Contributor Dr. Elise Herman
We know how important it is for our kids to get outside regularly; all that fresh air and running around has numerous benefits. When it is cold, parents sometimes hesitate to let their kids out for fear that colder weather will make them sick. But it is actually the exposure to sick people and the viruses they carry that causes problems this time of year.
Winter play boosts physical and emotional wellness, builds muscle mass, and improves sleep. It means getting away from electronics and the temptation for unnecessary snacking. It also means avoiding crowded indoor spaces which can make it easy for viruses to spread. Vitamin D absorption is another bonus, especially if it is sunny. Exploring the outdoors in winter gives kids important exposure to nature which can lower stress. Getting outside when it is cold, blustery, snowing, etc. builds grit and toughness- in kids and parents!
Remember your childhood and what you loved to do in winter- maybe building a snow fort or creating a silly snowman. Sledding, cross-country skiing, and just going for snowy walks are terrific activities to do with kids. A scavenger hunt in winter helps kids slow down and pay attention. Can they find a bird’s nest in a tree or animal tracks in the snow? There are lots of suggestions online for outdoor play, but often children will just make their own fun without us adults “scripting” their activity.
To help keep kids warm out there, remember to dress them in multiple thin layers. Boots and gloves should be insulated and ideally waterproof. A hat and neck gaiter (safer than scarves, especially on younger children) really help on cold days. Infants and babies should wear one more layer than an adult would as a rule of thumb. If clothing gets wet, kids should come in quickly and change to avoid hypothermia.

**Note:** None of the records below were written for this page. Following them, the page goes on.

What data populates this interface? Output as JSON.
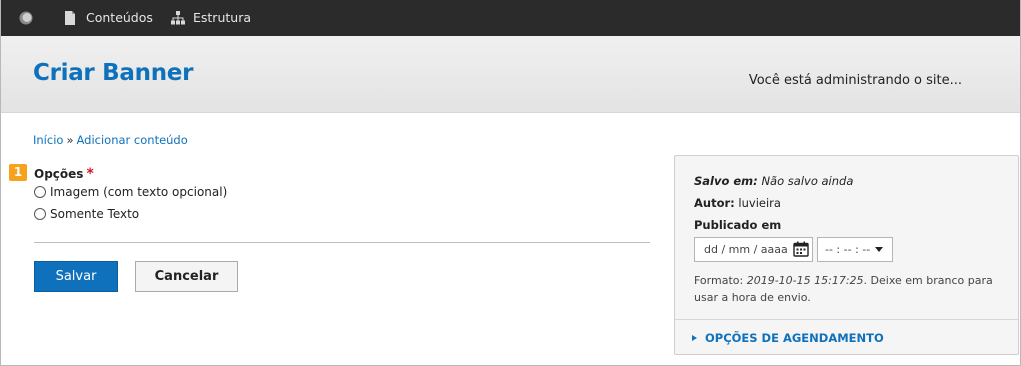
{
  "toolbar": {
    "logo_icon": "drupal-drop-icon",
    "items": [
      {
        "label": "Conteúdos",
        "icon": "file-icon"
      },
      {
        "label": "Estrutura",
        "icon": "sitemap-icon"
      }
    ]
  },
  "header": {
    "title": "Criar Banner",
    "site_note": "Você está administrando o site..."
  },
  "breadcrumb": {
    "home": "Início",
    "separator": "»",
    "current": "Adicionar conteúdo"
  },
  "form": {
    "step_badge": "1",
    "options_label": "Opções",
    "required_mark": "*",
    "radios": [
      {
        "label": "Imagem (com texto opcional)",
        "checked": false
      },
      {
        "label": "Somente Texto",
        "checked": false
      }
    ],
    "save_label": "Salvar",
    "cancel_label": "Cancelar"
  },
  "side_panel": {
    "saved_label": "Salvo em:",
    "saved_value": "Não salvo ainda",
    "author_label": "Autor:",
    "author_value": "luvieira",
    "published_label": "Publicado em",
    "date_placeholder": "dd / mm / aaaa",
    "time_placeholder": "-- : -- : --",
    "format_prefix": "Formato:",
    "format_example": "2019-10-15 15:17:25",
    "format_suffix": ". Deixe em branco para usar a hora de envio.",
    "schedule_toggle": "OPÇÕES DE AGENDAMENTO"
  },
  "colors": {
    "accent": "#0f71bb",
    "toolbar_bg": "#2b2b2b",
    "badge": "#f6a21d",
    "required": "#d2142b"
  }
}
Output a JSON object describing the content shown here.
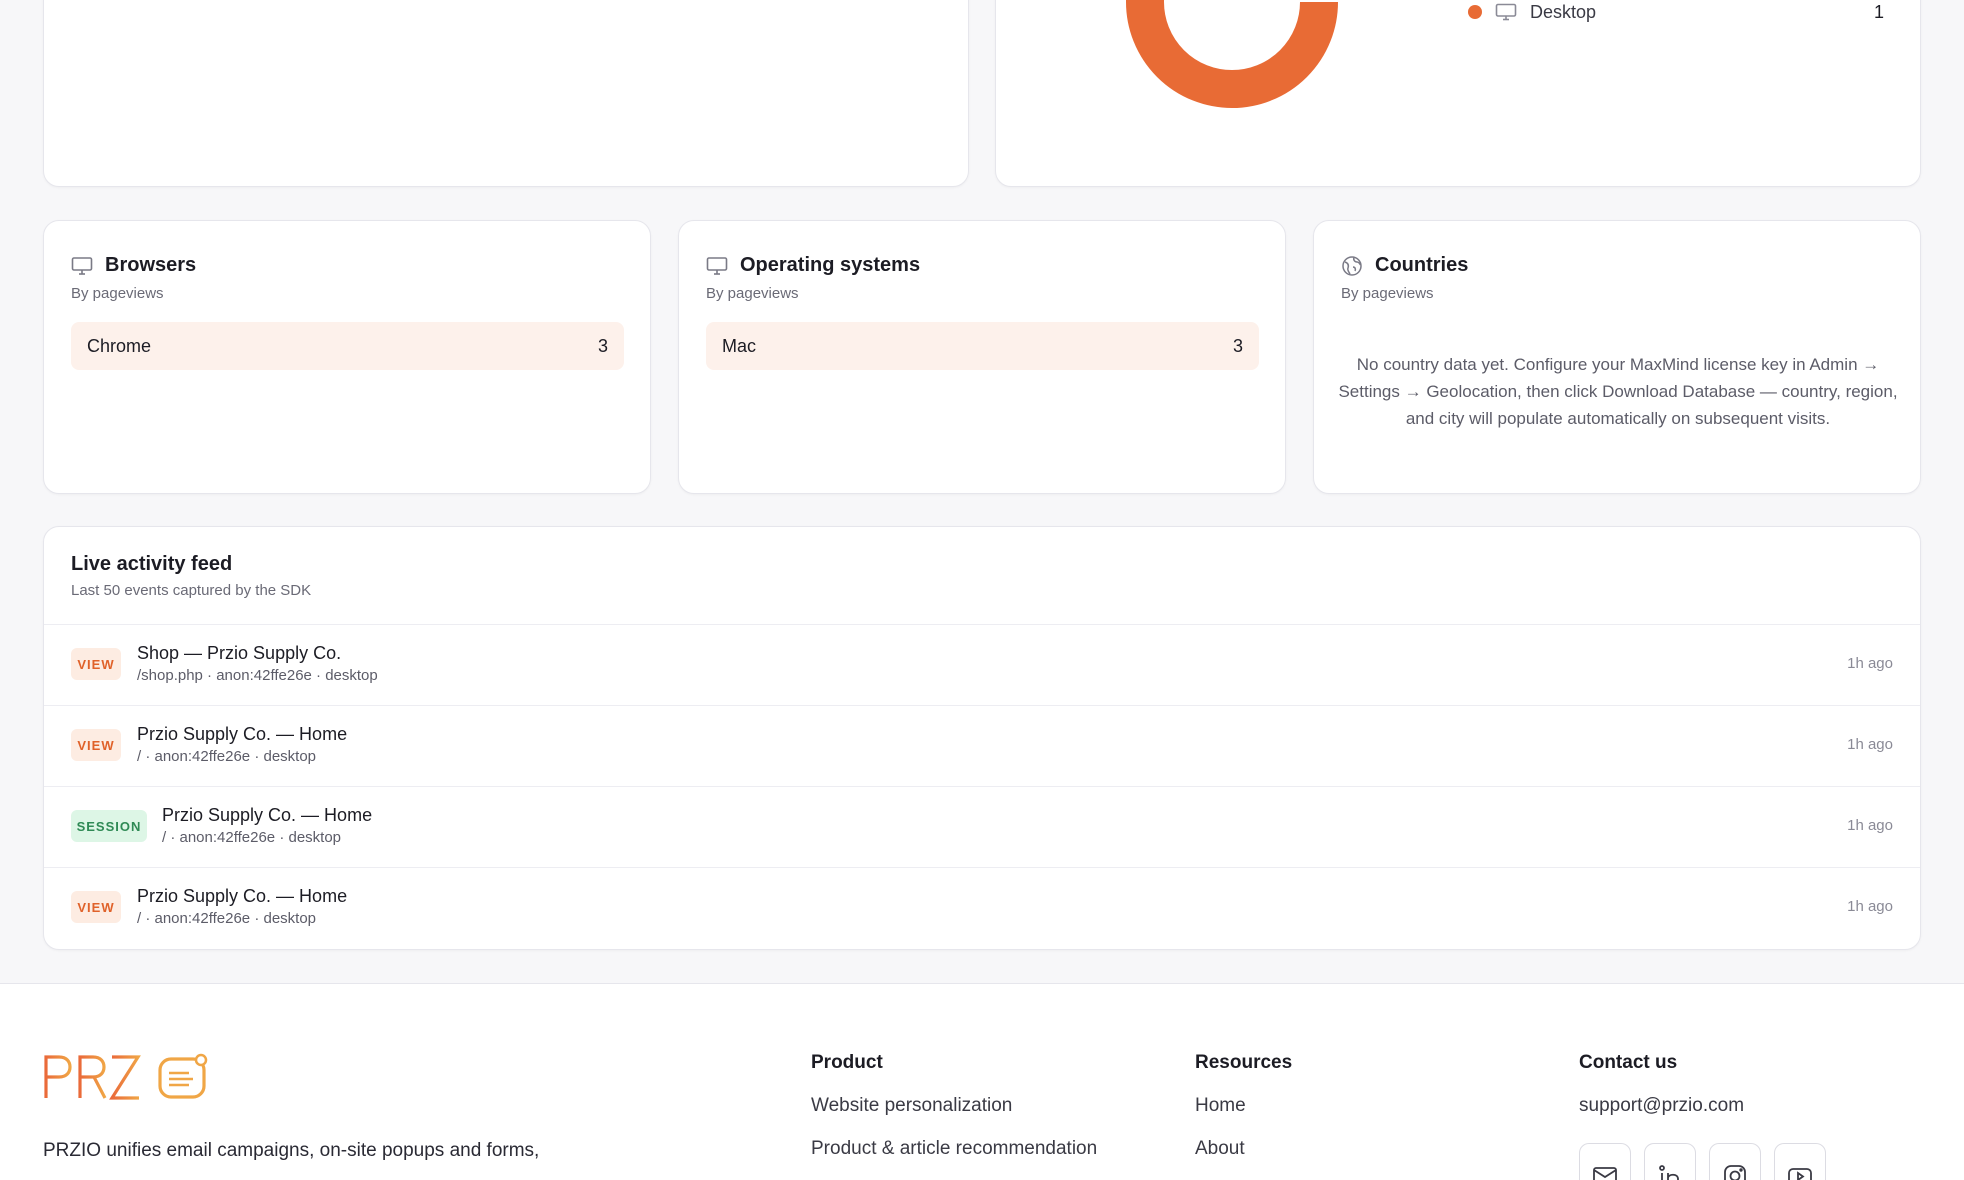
{
  "device_legend": {
    "label": "Desktop",
    "value": "1",
    "color": "#e86b35"
  },
  "browsers": {
    "title": "Browsers",
    "subtitle": "By pageviews",
    "rows": [
      {
        "label": "Chrome",
        "value": "3"
      }
    ]
  },
  "operating_systems": {
    "title": "Operating systems",
    "subtitle": "By pageviews",
    "rows": [
      {
        "label": "Mac",
        "value": "3"
      }
    ]
  },
  "countries": {
    "title": "Countries",
    "subtitle": "By pageviews",
    "empty_message": "No country data yet. Configure your MaxMind license key in Admin → Settings → Geolocation, then click Download Database — country, region, and city will populate automatically on subsequent visits."
  },
  "feed": {
    "title": "Live activity feed",
    "subtitle": "Last 50 events captured by the SDK",
    "events": [
      {
        "type": "VIEW",
        "name": "Shop — Przio Supply Co.",
        "meta": "/shop.php · anon:42ffe26e · desktop",
        "time": "1h ago"
      },
      {
        "type": "VIEW",
        "name": "Przio Supply Co. — Home",
        "meta": "/ · anon:42ffe26e · desktop",
        "time": "1h ago"
      },
      {
        "type": "SESSION",
        "name": "Przio Supply Co. — Home",
        "meta": "/ · anon:42ffe26e · desktop",
        "time": "1h ago"
      },
      {
        "type": "VIEW",
        "name": "Przio Supply Co. — Home",
        "meta": "/ · anon:42ffe26e · desktop",
        "time": "1h ago"
      }
    ]
  },
  "footer": {
    "logo_text": "PRZIO",
    "description": "PRZIO unifies email campaigns, on-site popups and forms,",
    "product": {
      "heading": "Product",
      "links": [
        "Website personalization",
        "Product & article recommendation"
      ]
    },
    "resources": {
      "heading": "Resources",
      "links": [
        "Home",
        "About"
      ]
    },
    "contact": {
      "heading": "Contact us",
      "email": "support@przio.com"
    },
    "social_icons": [
      "mail-icon",
      "linkedin-icon",
      "instagram-icon",
      "youtube-icon"
    ]
  }
}
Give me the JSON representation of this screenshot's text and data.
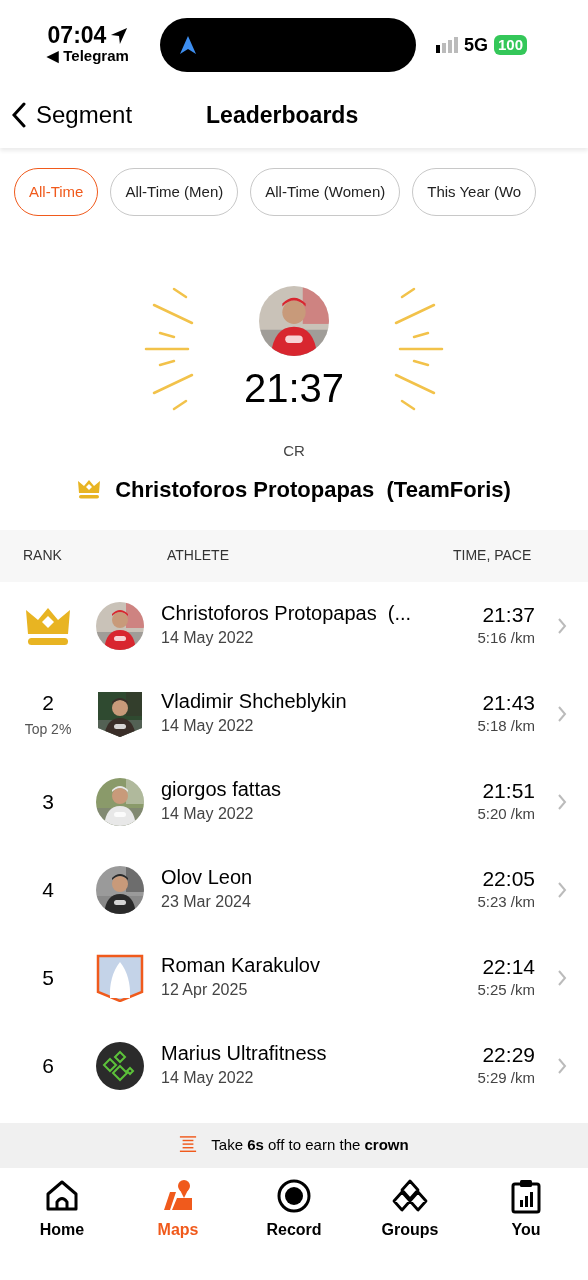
{
  "status_bar": {
    "time": "07:04",
    "back_app": "◀ Telegram",
    "network": "5G",
    "battery": "100"
  },
  "header": {
    "back_label": "Segment",
    "title": "Leaderboards"
  },
  "filters": [
    {
      "label": "All-Time",
      "selected": true
    },
    {
      "label": "All-Time (Men)",
      "selected": false
    },
    {
      "label": "All-Time (Women)",
      "selected": false
    },
    {
      "label": "This Year (Wo",
      "selected": false
    }
  ],
  "hero": {
    "time": "21:37",
    "label": "CR",
    "holder": "Christoforos Protopapas  (TeamForis)"
  },
  "table": {
    "columns": [
      "RANK",
      "ATHLETE",
      "TIME, PACE"
    ],
    "rows": [
      {
        "kind": "crown",
        "avatar": {
          "kind": "circle"
        },
        "name": "Christoforos Protopapas  (...",
        "date": "14 May 2022",
        "time": "21:37",
        "pace": "5:16 /km"
      },
      {
        "kind": "number",
        "rank": "2",
        "percentile": "Top 2%",
        "avatar": {
          "kind": "shield"
        },
        "name": "Vladimir Shcheblykin",
        "date": "14 May 2022",
        "time": "21:43",
        "pace": "5:18 /km"
      },
      {
        "kind": "number",
        "rank": "3",
        "avatar": {
          "kind": "circle"
        },
        "name": "giorgos fattas",
        "date": "14 May 2022",
        "time": "21:51",
        "pace": "5:20 /km"
      },
      {
        "kind": "number",
        "rank": "4",
        "avatar": {
          "kind": "circle"
        },
        "name": "Olov Leon",
        "date": "23 Mar 2024",
        "time": "22:05",
        "pace": "5:23 /km"
      },
      {
        "kind": "number",
        "rank": "5",
        "avatar": {
          "kind": "placeholder"
        },
        "name": "Roman Karakulov",
        "date": "12 Apr 2025",
        "time": "22:14",
        "pace": "5:25 /km"
      },
      {
        "kind": "number",
        "rank": "6",
        "avatar": {
          "kind": "logo"
        },
        "name": "Marius Ultrafitness",
        "date": "14 May 2022",
        "time": "22:29",
        "pace": "5:29 /km"
      }
    ]
  },
  "banner": "Take **6s** off to earn the **crown**",
  "nav": [
    {
      "label": "Home",
      "kind": "home",
      "selected": false
    },
    {
      "label": "Maps",
      "kind": "maps",
      "selected": true
    },
    {
      "label": "Record",
      "kind": "record",
      "selected": false
    },
    {
      "label": "Groups",
      "kind": "groups",
      "selected": false
    },
    {
      "label": "You",
      "kind": "you",
      "selected": false
    }
  ]
}
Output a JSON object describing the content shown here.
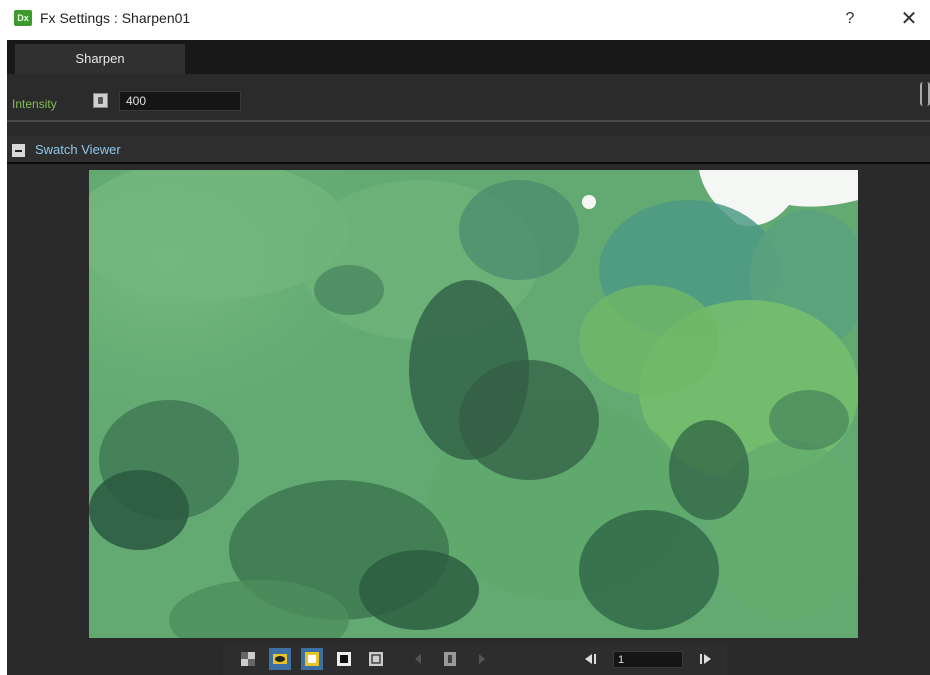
{
  "window": {
    "title": "Fx Settings : Sharpen01",
    "icon_label": "Dx",
    "help_label": "?",
    "close_label": "✕"
  },
  "tabs": [
    {
      "label": "Sharpen",
      "active": true
    }
  ],
  "params": {
    "intensity": {
      "label": "Intensity",
      "value": "400"
    }
  },
  "swatch_viewer": {
    "title": "Swatch Viewer",
    "collapsed": false
  },
  "toolbar": {
    "buttons": [
      {
        "name": "checkerboard-bg-icon",
        "active": false
      },
      {
        "name": "eye-preview-icon",
        "active": true
      },
      {
        "name": "white-bg-icon",
        "active": true
      },
      {
        "name": "black-bg-icon",
        "active": false
      },
      {
        "name": "fit-to-window-icon",
        "active": false
      },
      {
        "name": "prev-key-icon",
        "active": false
      },
      {
        "name": "key-toggle-icon",
        "active": false
      },
      {
        "name": "next-key-icon",
        "active": false
      },
      {
        "name": "prev-frame-icon",
        "active": false
      },
      {
        "name": "next-frame-icon",
        "active": false
      }
    ],
    "frame": "1"
  },
  "colors": {
    "accent_green": "#7fbf52",
    "section_blue": "#8ec8e8",
    "active_button": "#3d6fa3",
    "panel_bg": "#2a2a2a"
  }
}
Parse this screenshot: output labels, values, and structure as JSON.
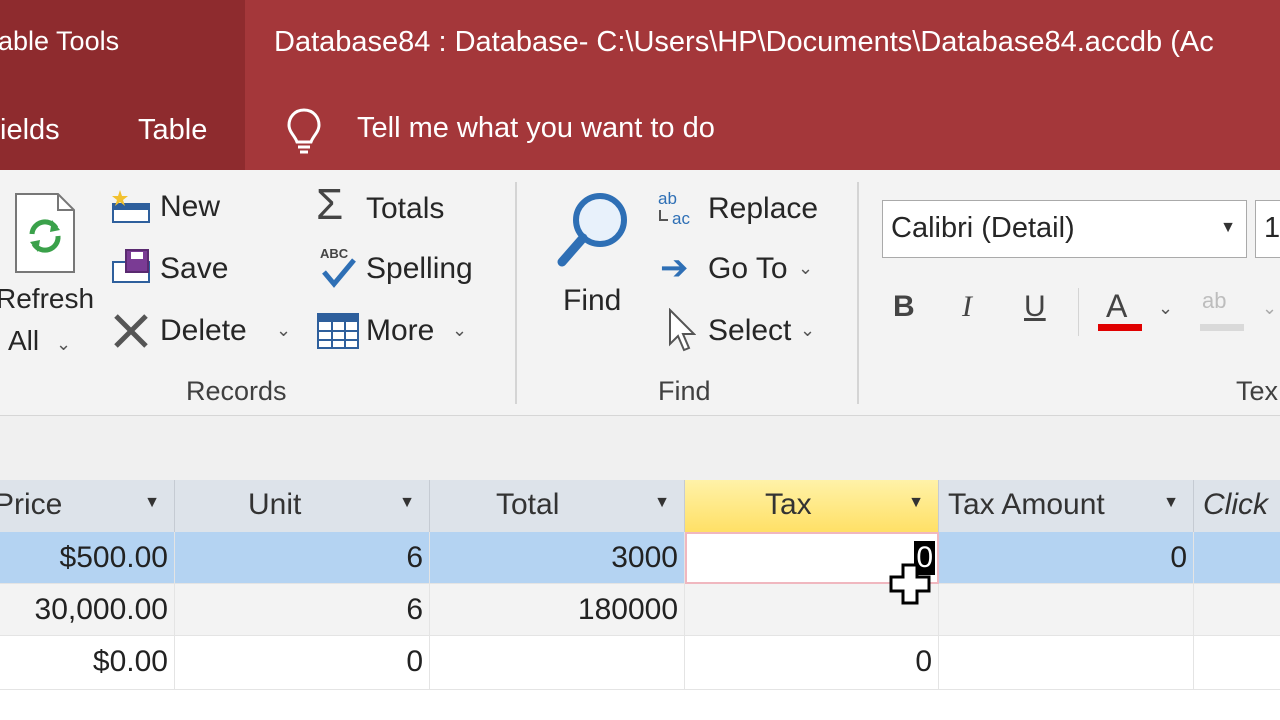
{
  "title_bar": {
    "context_group": "able Tools",
    "document_title": "Database84 : Database- C:\\Users\\HP\\Documents\\Database84.accdb (Ac"
  },
  "tabs": {
    "fields": "ields",
    "table": "Table",
    "tell_me": "Tell me what you want to do"
  },
  "ribbon": {
    "records": {
      "refresh_line1": "Refresh",
      "refresh_line2": "All",
      "new": "New",
      "save": "Save",
      "delete": "Delete",
      "totals": "Totals",
      "spelling": "Spelling",
      "more": "More",
      "group_label": "Records"
    },
    "find": {
      "find": "Find",
      "replace": "Replace",
      "goto": "Go To",
      "select": "Select",
      "group_label": "Find"
    },
    "text_formatting": {
      "font_name": "Calibri (Detail)",
      "font_size": "1",
      "bold": "B",
      "italic": "I",
      "underline": "U",
      "font_color_glyph": "A",
      "highlight_glyph": "ab",
      "group_label": "Tex"
    }
  },
  "grid": {
    "headers": {
      "price": "Price",
      "unit": "Unit",
      "total": "Total",
      "tax": "Tax",
      "tax_amount": "Tax Amount",
      "click": "Click"
    },
    "rows": [
      {
        "price": "$500.00",
        "unit": "6",
        "total": "3000",
        "tax": "0",
        "tax_amount": "0"
      },
      {
        "price": "30,000.00",
        "unit": "6",
        "total": "180000",
        "tax": "",
        "tax_amount": ""
      },
      {
        "price": "$0.00",
        "unit": "0",
        "total": "",
        "tax": "0",
        "tax_amount": ""
      }
    ]
  },
  "colors": {
    "title_bar": "#a4373a",
    "context_tab": "#8e2b2e",
    "selected_row": "#b4d3f2",
    "active_header": "#ffe680",
    "font_color_bar": "#e00000"
  }
}
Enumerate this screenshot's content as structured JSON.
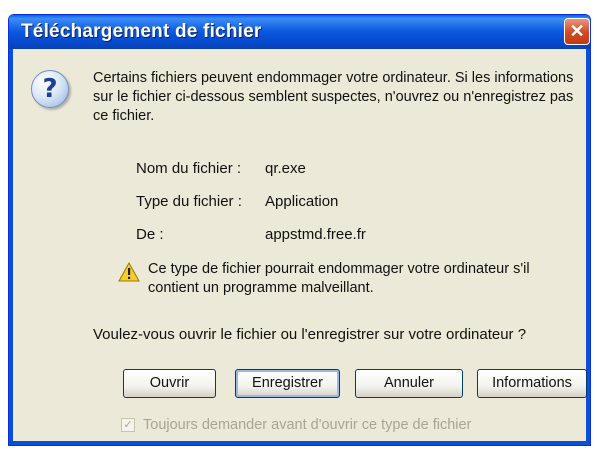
{
  "window": {
    "title": "Téléchargement de fichier",
    "close_symbol": "✕"
  },
  "dialog": {
    "icon": "question-icon",
    "intro": "Certains fichiers peuvent endommager votre ordinateur. Si les informations sur le fichier ci-dessous semblent suspectes, n'ouvrez ou n'enregistrez pas ce fichier.",
    "file_info": {
      "name_label": "Nom du fichier :",
      "name_value": "qr.exe",
      "type_label": "Type du fichier :",
      "type_value": "Application",
      "from_label": "De :",
      "from_value": "appstmd.free.fr"
    },
    "warning_icon": "warning-icon",
    "warning": "Ce type de fichier pourrait endommager votre ordinateur s'il contient un programme malveillant.",
    "question": "Voulez-vous ouvrir le fichier ou l'enregistrer sur votre ordinateur ?",
    "buttons": {
      "open": "Ouvrir",
      "save": "Enregistrer",
      "cancel": "Annuler",
      "info": "Informations"
    },
    "checkbox": {
      "label": "Toujours demander avant d'ouvrir ce type de fichier",
      "checked": true,
      "check_glyph": "✓"
    }
  }
}
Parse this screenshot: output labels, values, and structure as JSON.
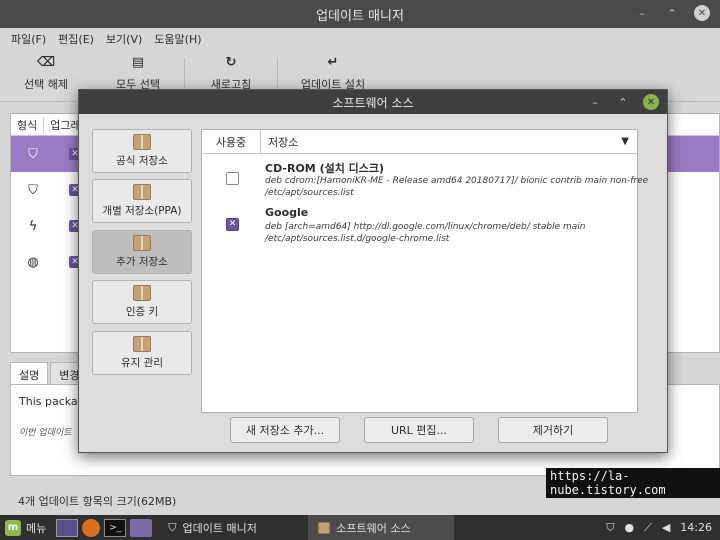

There are some recommendations in terms of when it is too cold for kids to be outside safely. Pay attention to both the temperature and even more importantly the wind chill (what the temperature ‘feels like’). If the wind chill is 32 degrees and above, outdoor play is fine. If it is 13-31 degrees, just remember to take breaks to warm up perhaps every 30-60 minutes. Below 13 degrees windchill, outdoor play may not be safe for most kids though older kids may be OK for a limited time if they are dressed appropriately. Infants and babies tend to get cold faster since they are not playing actively and may also not complain of being too cold. Watch them carefully for signs of hypothermia- shivering, red cold skin, and decreased energy level.
Admittedly, it is easier to get outside on a beautiful spring day, but outdoor exercise in these colder months is equally important. Try to get your kids outside regularly this winter and lead by example. Your whole family will benefit by embracing winter in all its beauty and opportunities.
The local Kittitas Environmental Education Network puts out a seasonal kids’ newsletter and has some great info and ideas for wintertime fun with kids of all ages:https://www.ycic.org/_files/ugd/fbe211_0fb63dcb09744990994f0d205f32cb52.pdf
more about The contributor
Dr. Elise Herman
Dr. Herman is passionate about community health outreach, school programs, and child/family health and wellness. She has more than 31 years of experience as a pediatrician in Ellensburg, Washington, the last 3 with KVH Pediatrics. In 2022 Dr. Herman mostly retired from practice and continues to contribute blog posts and remain a visible advocate for kids in the community.